Dynamic customer satisfaction routing is an emerging routing strategy pioneered by Telephony@Work. It enables callers to define their experiences with individual agents at the end of each call via an IVR survey (or Web survey in the case of Web communications). The results of this survey can be used to automatically and dynamically update the agent's skill rating in the area of customer satisfaction delivery for particular projects. This adds a new dimension to routing. Customer-driven assessments can now be dynamically incorporated into routing decisions on a weighted basis along with the traditional skills-based routing metrics. This approach also adds value to customer priority routing, as best customers can now be routed on a preferential basis to those agents who other customers have identified as 'best.'
A corollary approach is to leverage real-time access to workgroup statistics to drive routing logic. For example, agents with the best first-answer resolution rates can be leveraged in a routing algorithm that favors those who complete transactions without transferring calls to other agents or calling in a supervisor. Of course, the customer feedback delivered by dynamic customer satisfaction routing ensures that the quality of results is also considered.
The key is a weighted approach that enables varying percentages of the routing decision to be based on agent skills, outside variables such as idle time or agent cost, customer satisfaction and other individual or workgroup performance data.
IP Contact Center Benefits

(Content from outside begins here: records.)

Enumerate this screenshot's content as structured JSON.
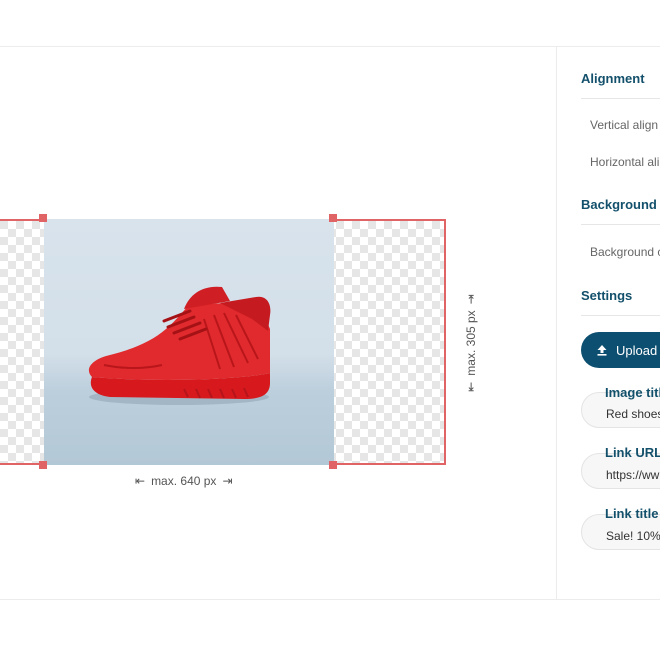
{
  "dimensions": {
    "width_label": "max. 640 px",
    "height_label": "max. 305 px"
  },
  "image": {
    "subject": "red high-top sneaker"
  },
  "panel": {
    "alignment": {
      "title": "Alignment",
      "vertical_label": "Vertical align",
      "horizontal_label": "Horizontal ali"
    },
    "background": {
      "title": "Background",
      "color_label": "Background c"
    },
    "settings": {
      "title": "Settings",
      "upload_label": "Upload",
      "image_title_label": "Image titl",
      "image_title_value": "Red shoes",
      "link_url_label": "Link URL",
      "link_url_value": "https://ww",
      "link_title_label": "Link title (",
      "link_title_value": "Sale! 10%"
    }
  },
  "colors": {
    "accent": "#0d4f70",
    "selection": "#e06466",
    "heading": "#13506b"
  }
}
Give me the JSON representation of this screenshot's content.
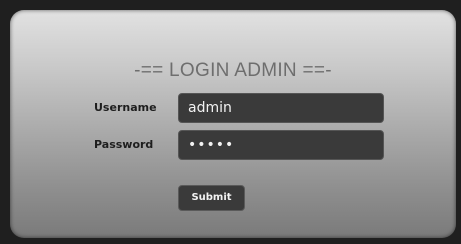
{
  "login": {
    "title": "-== LOGIN ADMIN ==-",
    "username_label": "Username",
    "password_label": "Password",
    "username_value": "admin",
    "password_value": "•••••",
    "submit_label": "Submit"
  },
  "colors": {
    "panel_top": "#e2e2e2",
    "panel_bottom": "#7a7a7a",
    "field_bg": "#3a3a3a",
    "field_text": "#f2f2f2",
    "title_text": "#6e6e6e"
  }
}
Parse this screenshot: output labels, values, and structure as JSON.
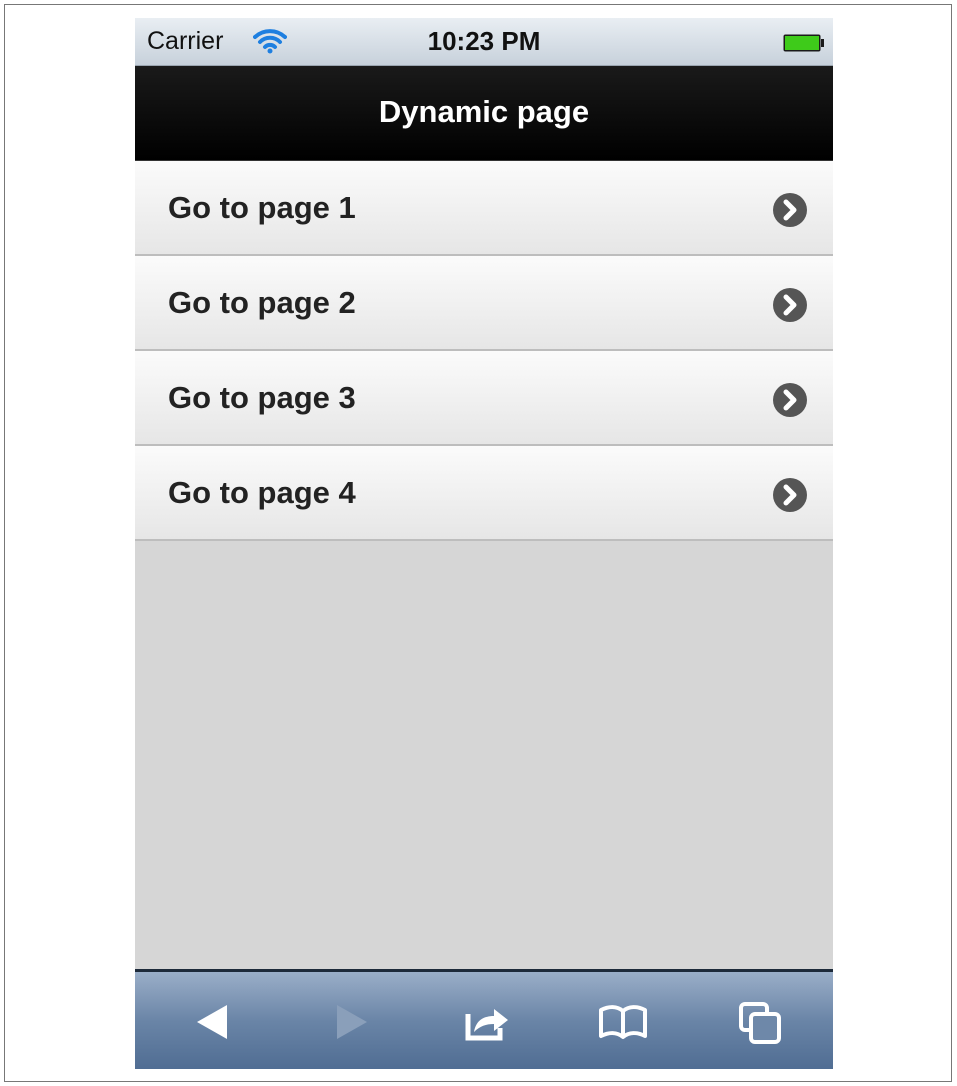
{
  "status_bar": {
    "carrier": "Carrier",
    "time": "10:23 PM",
    "wifi_icon": "wifi-icon",
    "battery_icon": "battery-icon",
    "battery_color": "#3ecb1a"
  },
  "header": {
    "title": "Dynamic page"
  },
  "list": {
    "items": [
      {
        "label": "Go to page 1",
        "icon": "chevron-right-icon"
      },
      {
        "label": "Go to page 2",
        "icon": "chevron-right-icon"
      },
      {
        "label": "Go to page 3",
        "icon": "chevron-right-icon"
      },
      {
        "label": "Go to page 4",
        "icon": "chevron-right-icon"
      }
    ]
  },
  "toolbar": {
    "buttons": [
      {
        "icon": "back-arrow-icon",
        "enabled": true
      },
      {
        "icon": "forward-arrow-icon",
        "enabled": false
      },
      {
        "icon": "share-icon",
        "enabled": true
      },
      {
        "icon": "bookmarks-icon",
        "enabled": true
      },
      {
        "icon": "tabs-icon",
        "enabled": true
      }
    ]
  },
  "colors": {
    "header_bg": "#000000",
    "list_bg": "#d6d6d6",
    "chevron": "#555555",
    "toolbar": "#6a85a7",
    "wifi": "#1e7fe0"
  }
}
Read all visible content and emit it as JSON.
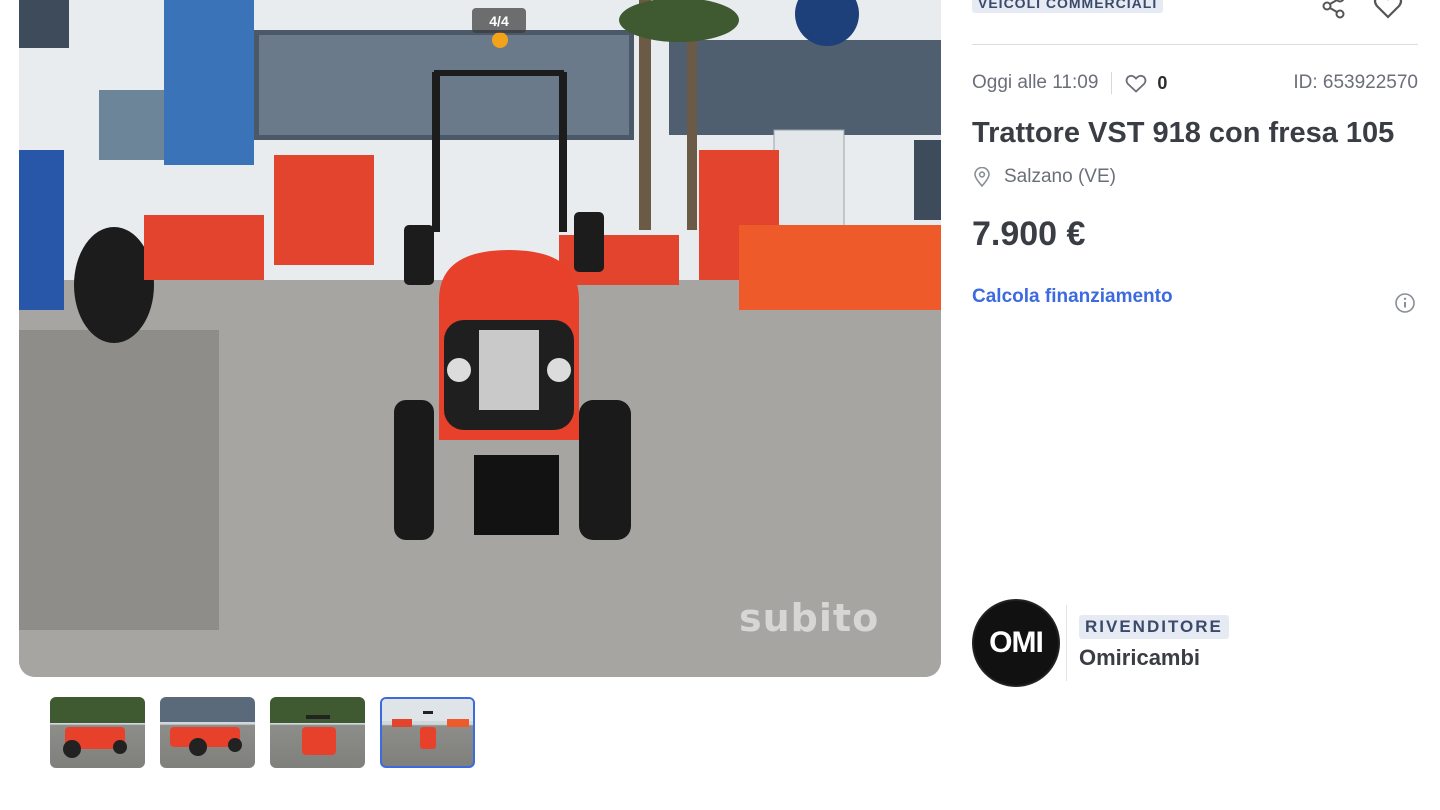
{
  "gallery": {
    "counter": "4/4",
    "watermark": "subito",
    "thumbnails": [
      {
        "label": "photo-1",
        "active": false
      },
      {
        "label": "photo-2",
        "active": false
      },
      {
        "label": "photo-3",
        "active": false
      },
      {
        "label": "photo-4",
        "active": true
      }
    ]
  },
  "listing": {
    "category": "VEICOLI COMMERCIALI",
    "posted": "Oggi alle 11:09",
    "favorites_count": "0",
    "ad_id": "ID: 653922570",
    "title": "Trattore VST 918 con fresa 105",
    "location": "Salzano (VE)",
    "price": "7.900 €",
    "finance_link": "Calcola finanziamento"
  },
  "seller": {
    "logo_text": "OMI",
    "type_badge": "RIVENDITORE",
    "name": "Omiricambi"
  },
  "icons": {
    "share": "share-icon",
    "favorite": "heart-icon",
    "location": "pin-icon",
    "info": "info-icon"
  },
  "colors": {
    "accent": "#3c6adf",
    "badge_bg": "#e6eaf3",
    "tractor": "#e8412b"
  }
}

In many virtual call center deployment models, disparate systems are linked together but never actually act as one single system. In those cases, much of the value has been left on the table. IP contact center technology done correctly offers the ability to unify an unlimited number of call centers around the world into a single, seamlessly integrated virtual contact center that can span sites or groups within a subset of sites. In an IP contact center deployment, companies can transcend the geographic boundaries of agent groups and can route calls to best-qualified agents wherever they are. Those agents can be sitting at any desk, anywhere in the world.
Flexible systems can route calls both through the IP backbone and through the public-switched telephone network (PSTN) ' whichever has been defined for the particular agent ' in order to route communication to the best-qualified agent, no matter where they're located. PSTN calls can be synchronized with screen-pops and call control over the PSTN, ensuring universal capabilities across locations. Calls can be held in the network rather than at individual sites, which empowers highly efficient skills-based routing across geography as agents become available. As we've noted in prior columns, the best multitenant solutions will also enable local autonomy over all relevant technology-driven business processes, even when all contact center infrastructure is centralized.
Building the IP contact center offers a compelling opportunity to leverage the best of old and new routing strategies to achieve optimal results. Ensuring that your solution can accommodate these strategies and effectively deliver the newer approaches articulated above is the most assured path toward maximum ROI.
Eli Borodow is the CEO of Telephony@Work, the leading provider of adaptive, multitenant IP contact center technology for contact centers and service providers. He can be reached via e-mail at email@example.com. Kevin Hayden is the Director of Integrated Contact Center Solutions at TELUS Communications Inc., a tier-1 telecommunications carrier in Canada and the Canadian leader in hosted contact center services. He can be reached via e-mail at firstname.lastname@example.org.